_Task brief_: Copy every record word for word. The images stay behind.

_Data entries_:
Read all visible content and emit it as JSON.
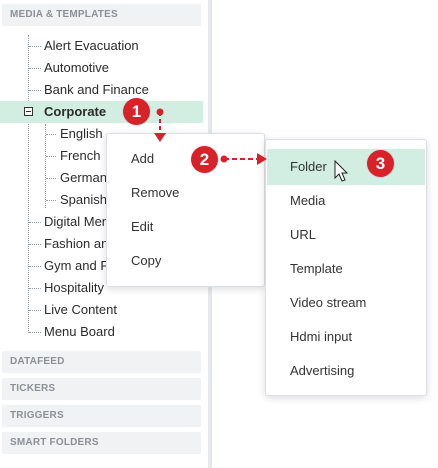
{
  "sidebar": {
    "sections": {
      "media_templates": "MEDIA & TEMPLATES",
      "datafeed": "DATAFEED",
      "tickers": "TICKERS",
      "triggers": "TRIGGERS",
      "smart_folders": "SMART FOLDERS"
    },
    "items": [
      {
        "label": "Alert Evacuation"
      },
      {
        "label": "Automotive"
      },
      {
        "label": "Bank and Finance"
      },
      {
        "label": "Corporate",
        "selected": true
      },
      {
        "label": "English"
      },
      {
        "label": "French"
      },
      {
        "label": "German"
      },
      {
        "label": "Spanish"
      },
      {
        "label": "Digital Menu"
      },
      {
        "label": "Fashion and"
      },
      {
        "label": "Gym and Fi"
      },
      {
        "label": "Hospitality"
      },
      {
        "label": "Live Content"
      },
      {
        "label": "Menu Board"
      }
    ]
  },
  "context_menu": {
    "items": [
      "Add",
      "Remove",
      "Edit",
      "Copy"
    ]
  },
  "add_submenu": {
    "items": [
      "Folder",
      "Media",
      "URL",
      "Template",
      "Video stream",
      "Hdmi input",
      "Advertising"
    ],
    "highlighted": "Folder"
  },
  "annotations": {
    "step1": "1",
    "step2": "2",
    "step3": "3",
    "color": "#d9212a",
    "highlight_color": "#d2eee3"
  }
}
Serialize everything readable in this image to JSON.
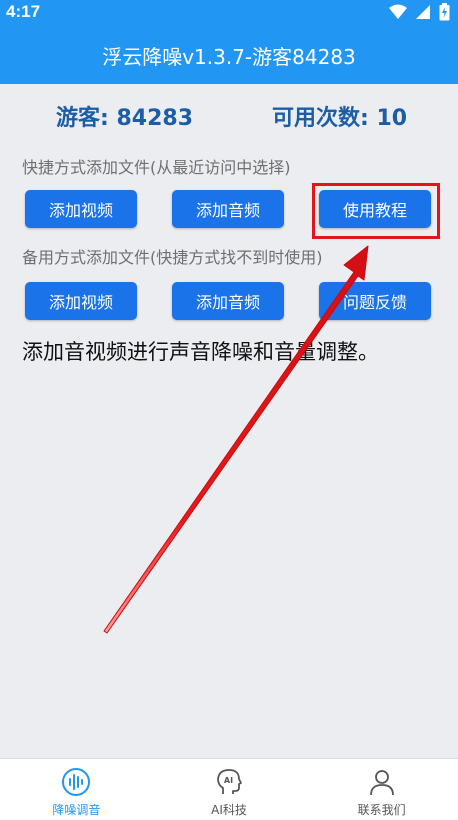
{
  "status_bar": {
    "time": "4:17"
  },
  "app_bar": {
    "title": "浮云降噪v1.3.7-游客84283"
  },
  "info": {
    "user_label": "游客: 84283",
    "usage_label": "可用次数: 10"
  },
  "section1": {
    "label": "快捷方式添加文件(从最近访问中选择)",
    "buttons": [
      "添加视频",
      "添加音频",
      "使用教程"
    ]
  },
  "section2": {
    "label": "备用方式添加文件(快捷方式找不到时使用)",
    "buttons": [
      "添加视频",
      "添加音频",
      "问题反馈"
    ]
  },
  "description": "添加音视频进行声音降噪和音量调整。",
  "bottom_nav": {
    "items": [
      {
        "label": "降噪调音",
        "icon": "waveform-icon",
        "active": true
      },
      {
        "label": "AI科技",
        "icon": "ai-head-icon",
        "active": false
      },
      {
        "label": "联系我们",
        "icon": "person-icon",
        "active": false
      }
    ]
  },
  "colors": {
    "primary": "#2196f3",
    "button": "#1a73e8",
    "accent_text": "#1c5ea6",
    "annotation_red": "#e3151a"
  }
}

_Written answer_:
Read all visible content and emit it as JSON.
{
  "sidebar": {
    "sections": {
      "media_templates": "MEDIA & TEMPLATES",
      "datafeed": "DATAFEED",
      "tickers": "TICKERS",
      "triggers": "TRIGGERS",
      "smart_folders": "SMART FOLDERS"
    },
    "items": [
      {
        "label": "Alert Evacuation"
      },
      {
        "label": "Automotive"
      },
      {
        "label": "Bank and Finance"
      },
      {
        "label": "Corporate",
        "selected": true
      },
      {
        "label": "English"
      },
      {
        "label": "French"
      },
      {
        "label": "German"
      },
      {
        "label": "Spanish"
      },
      {
        "label": "Digital Menu"
      },
      {
        "label": "Fashion and"
      },
      {
        "label": "Gym and Fi"
      },
      {
        "label": "Hospitality"
      },
      {
        "label": "Live Content"
      },
      {
        "label": "Menu Board"
      }
    ]
  },
  "context_menu": {
    "items": [
      "Add",
      "Remove",
      "Edit",
      "Copy"
    ]
  },
  "add_submenu": {
    "items": [
      "Folder",
      "Media",
      "URL",
      "Template",
      "Video stream",
      "Hdmi input",
      "Advertising"
    ],
    "highlighted": "Folder"
  },
  "annotations": {
    "step1": "1",
    "step2": "2",
    "step3": "3",
    "color": "#d9212a",
    "highlight_color": "#d2eee3"
  }
}
Serialize everything readable in this image to JSON.
{
  "status_bar": {
    "time": "4:17"
  },
  "app_bar": {
    "title": "浮云降噪v1.3.7-游客84283"
  },
  "info": {
    "user_label": "游客: 84283",
    "usage_label": "可用次数: 10"
  },
  "section1": {
    "label": "快捷方式添加文件(从最近访问中选择)",
    "buttons": [
      "添加视频",
      "添加音频",
      "使用教程"
    ]
  },
  "section2": {
    "label": "备用方式添加文件(快捷方式找不到时使用)",
    "buttons": [
      "添加视频",
      "添加音频",
      "问题反馈"
    ]
  },
  "description": "添加音视频进行声音降噪和音量调整。",
  "bottom_nav": {
    "items": [
      {
        "label": "降噪调音",
        "icon": "waveform-icon",
        "active": true
      },
      {
        "label": "AI科技",
        "icon": "ai-head-icon",
        "active": false
      },
      {
        "label": "联系我们",
        "icon": "person-icon",
        "active": false
      }
    ]
  },
  "colors": {
    "primary": "#2196f3",
    "button": "#1a73e8",
    "accent_text": "#1c5ea6",
    "annotation_red": "#e3151a"
  }
}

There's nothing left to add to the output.